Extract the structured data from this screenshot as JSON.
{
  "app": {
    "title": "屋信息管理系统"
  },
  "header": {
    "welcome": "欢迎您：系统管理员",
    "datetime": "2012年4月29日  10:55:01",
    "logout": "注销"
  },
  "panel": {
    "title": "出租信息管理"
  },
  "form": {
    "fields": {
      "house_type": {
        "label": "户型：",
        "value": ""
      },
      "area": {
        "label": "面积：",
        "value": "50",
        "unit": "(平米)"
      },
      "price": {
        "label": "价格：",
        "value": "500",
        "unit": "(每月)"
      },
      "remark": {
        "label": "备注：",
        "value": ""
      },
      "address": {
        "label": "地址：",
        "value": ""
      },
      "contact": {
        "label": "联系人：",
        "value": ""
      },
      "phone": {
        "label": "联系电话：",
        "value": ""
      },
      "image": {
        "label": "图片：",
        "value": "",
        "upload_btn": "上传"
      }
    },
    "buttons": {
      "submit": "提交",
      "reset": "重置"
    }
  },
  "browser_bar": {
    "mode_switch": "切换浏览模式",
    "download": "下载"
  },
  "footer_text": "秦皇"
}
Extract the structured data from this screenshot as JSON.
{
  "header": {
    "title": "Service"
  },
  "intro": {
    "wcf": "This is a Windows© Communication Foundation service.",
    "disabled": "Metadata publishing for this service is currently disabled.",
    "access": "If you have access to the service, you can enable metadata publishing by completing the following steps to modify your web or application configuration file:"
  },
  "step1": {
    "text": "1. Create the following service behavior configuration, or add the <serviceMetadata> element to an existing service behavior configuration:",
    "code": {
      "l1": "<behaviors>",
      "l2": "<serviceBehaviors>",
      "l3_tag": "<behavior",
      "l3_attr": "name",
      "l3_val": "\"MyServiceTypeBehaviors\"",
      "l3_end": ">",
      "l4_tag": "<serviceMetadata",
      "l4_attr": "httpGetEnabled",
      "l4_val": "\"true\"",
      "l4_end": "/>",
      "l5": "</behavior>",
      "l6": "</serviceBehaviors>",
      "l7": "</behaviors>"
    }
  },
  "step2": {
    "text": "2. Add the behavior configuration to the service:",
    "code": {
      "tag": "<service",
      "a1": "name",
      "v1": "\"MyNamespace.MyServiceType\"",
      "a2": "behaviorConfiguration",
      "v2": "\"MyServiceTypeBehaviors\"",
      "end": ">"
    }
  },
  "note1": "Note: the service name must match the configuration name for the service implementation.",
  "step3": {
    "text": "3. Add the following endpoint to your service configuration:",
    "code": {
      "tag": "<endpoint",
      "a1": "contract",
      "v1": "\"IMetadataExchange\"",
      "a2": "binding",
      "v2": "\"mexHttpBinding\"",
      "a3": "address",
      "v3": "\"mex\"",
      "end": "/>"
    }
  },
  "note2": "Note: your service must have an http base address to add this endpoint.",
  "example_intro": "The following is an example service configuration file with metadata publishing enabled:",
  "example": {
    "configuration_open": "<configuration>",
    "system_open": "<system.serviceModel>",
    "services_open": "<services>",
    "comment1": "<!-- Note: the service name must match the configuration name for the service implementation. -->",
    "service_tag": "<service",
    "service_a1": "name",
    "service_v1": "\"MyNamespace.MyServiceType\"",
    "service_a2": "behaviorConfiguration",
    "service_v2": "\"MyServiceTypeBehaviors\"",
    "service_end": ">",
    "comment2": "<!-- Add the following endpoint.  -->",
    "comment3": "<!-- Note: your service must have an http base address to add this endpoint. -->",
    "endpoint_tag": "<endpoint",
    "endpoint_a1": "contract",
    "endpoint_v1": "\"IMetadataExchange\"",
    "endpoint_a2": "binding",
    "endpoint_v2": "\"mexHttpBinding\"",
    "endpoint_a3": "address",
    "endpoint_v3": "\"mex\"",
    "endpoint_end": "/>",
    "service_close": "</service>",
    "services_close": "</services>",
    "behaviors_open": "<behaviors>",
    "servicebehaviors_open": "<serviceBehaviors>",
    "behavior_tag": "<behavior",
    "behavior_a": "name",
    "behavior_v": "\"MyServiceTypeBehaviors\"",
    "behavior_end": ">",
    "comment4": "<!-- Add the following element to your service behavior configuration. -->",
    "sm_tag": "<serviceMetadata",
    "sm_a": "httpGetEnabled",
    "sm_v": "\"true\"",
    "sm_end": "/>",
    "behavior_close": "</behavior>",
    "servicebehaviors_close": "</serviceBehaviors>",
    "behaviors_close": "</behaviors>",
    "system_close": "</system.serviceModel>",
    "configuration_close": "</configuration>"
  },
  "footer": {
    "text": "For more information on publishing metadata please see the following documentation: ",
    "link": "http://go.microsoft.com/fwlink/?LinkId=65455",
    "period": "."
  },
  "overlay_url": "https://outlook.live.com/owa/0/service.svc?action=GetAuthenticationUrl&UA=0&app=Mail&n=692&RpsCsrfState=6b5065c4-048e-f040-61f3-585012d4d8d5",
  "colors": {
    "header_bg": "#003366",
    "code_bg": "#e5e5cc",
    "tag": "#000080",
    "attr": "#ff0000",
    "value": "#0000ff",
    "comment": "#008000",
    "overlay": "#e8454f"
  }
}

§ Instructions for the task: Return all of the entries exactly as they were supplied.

§ Exercise response:
Extract the structured data from this screenshot as JSON.
{
  "app": {
    "title": "屋信息管理系统"
  },
  "header": {
    "welcome": "欢迎您：系统管理员",
    "datetime": "2012年4月29日  10:55:01",
    "logout": "注销"
  },
  "panel": {
    "title": "出租信息管理"
  },
  "form": {
    "fields": {
      "house_type": {
        "label": "户型：",
        "value": ""
      },
      "area": {
        "label": "面积：",
        "value": "50",
        "unit": "(平米)"
      },
      "price": {
        "label": "价格：",
        "value": "500",
        "unit": "(每月)"
      },
      "remark": {
        "label": "备注：",
        "value": ""
      },
      "address": {
        "label": "地址：",
        "value": ""
      },
      "contact": {
        "label": "联系人：",
        "value": ""
      },
      "phone": {
        "label": "联系电话：",
        "value": ""
      },
      "image": {
        "label": "图片：",
        "value": "",
        "upload_btn": "上传"
      }
    },
    "buttons": {
      "submit": "提交",
      "reset": "重置"
    }
  },
  "browser_bar": {
    "mode_switch": "切换浏览模式",
    "download": "下载"
  },
  "footer_text": "秦皇"
}
Extract the structured data from this screenshot as JSON.
{
  "header": {
    "title": "Service"
  },
  "intro": {
    "wcf": "This is a Windows© Communication Foundation service.",
    "disabled": "Metadata publishing for this service is currently disabled.",
    "access": "If you have access to the service, you can enable metadata publishing by completing the following steps to modify your web or application configuration file:"
  },
  "step1": {
    "text": "1. Create the following service behavior configuration, or add the <serviceMetadata> element to an existing service behavior configuration:",
    "code": {
      "l1": "<behaviors>",
      "l2": "<serviceBehaviors>",
      "l3_tag": "<behavior",
      "l3_attr": "name",
      "l3_val": "\"MyServiceTypeBehaviors\"",
      "l3_end": ">",
      "l4_tag": "<serviceMetadata",
      "l4_attr": "httpGetEnabled",
      "l4_val": "\"true\"",
      "l4_end": "/>",
      "l5": "</behavior>",
      "l6": "</serviceBehaviors>",
      "l7": "</behaviors>"
    }
  },
  "step2": {
    "text": "2. Add the behavior configuration to the service:",
    "code": {
      "tag": "<service",
      "a1": "name",
      "v1": "\"MyNamespace.MyServiceType\"",
      "a2": "behaviorConfiguration",
      "v2": "\"MyServiceTypeBehaviors\"",
      "end": ">"
    }
  },
  "note1": "Note: the service name must match the configuration name for the service implementation.",
  "step3": {
    "text": "3. Add the following endpoint to your service configuration:",
    "code": {
      "tag": "<endpoint",
      "a1": "contract",
      "v1": "\"IMetadataExchange\"",
      "a2": "binding",
      "v2": "\"mexHttpBinding\"",
      "a3": "address",
      "v3": "\"mex\"",
      "end": "/>"
    }
  },
  "note2": "Note: your service must have an http base address to add this endpoint.",
  "example_intro": "The following is an example service configuration file with metadata publishing enabled:",
  "example": {
    "configuration_open": "<configuration>",
    "system_open": "<system.serviceModel>",
    "services_open": "<services>",
    "comment1": "<!-- Note: the service name must match the configuration name for the service implementation. -->",
    "service_tag": "<service",
    "service_a1": "name",
    "service_v1": "\"MyNamespace.MyServiceType\"",
    "service_a2": "behaviorConfiguration",
    "service_v2": "\"MyServiceTypeBehaviors\"",
    "service_end": ">",
    "comment2": "<!-- Add the following endpoint.  -->",
    "comment3": "<!-- Note: your service must have an http base address to add this endpoint. -->",
    "endpoint_tag": "<endpoint",
    "endpoint_a1": "contract",
    "endpoint_v1": "\"IMetadataExchange\"",
    "endpoint_a2": "binding",
    "endpoint_v2": "\"mexHttpBinding\"",
    "endpoint_a3": "address",
    "endpoint_v3": "\"mex\"",
    "endpoint_end": "/>",
    "service_close": "</service>",
    "services_close": "</services>",
    "behaviors_open": "<behaviors>",
    "servicebehaviors_open": "<serviceBehaviors>",
    "behavior_tag": "<behavior",
    "behavior_a": "name",
    "behavior_v": "\"MyServiceTypeBehaviors\"",
    "behavior_end": ">",
    "comment4": "<!-- Add the following element to your service behavior configuration. -->",
    "sm_tag": "<serviceMetadata",
    "sm_a": "httpGetEnabled",
    "sm_v": "\"true\"",
    "sm_end": "/>",
    "behavior_close": "</behavior>",
    "servicebehaviors_close": "</serviceBehaviors>",
    "behaviors_close": "</behaviors>",
    "system_close": "</system.serviceModel>",
    "configuration_close": "</configuration>"
  },
  "footer": {
    "text": "For more information on publishing metadata please see the following documentation: ",
    "link": "http://go.microsoft.com/fwlink/?LinkId=65455",
    "period": "."
  },
  "overlay_url": "https://outlook.live.com/owa/0/service.svc?action=GetAuthenticationUrl&UA=0&app=Mail&n=692&RpsCsrfState=6b5065c4-048e-f040-61f3-585012d4d8d5",
  "colors": {
    "header_bg": "#003366",
    "code_bg": "#e5e5cc",
    "tag": "#000080",
    "attr": "#ff0000",
    "value": "#0000ff",
    "comment": "#008000",
    "overlay": "#e8454f"
  }
}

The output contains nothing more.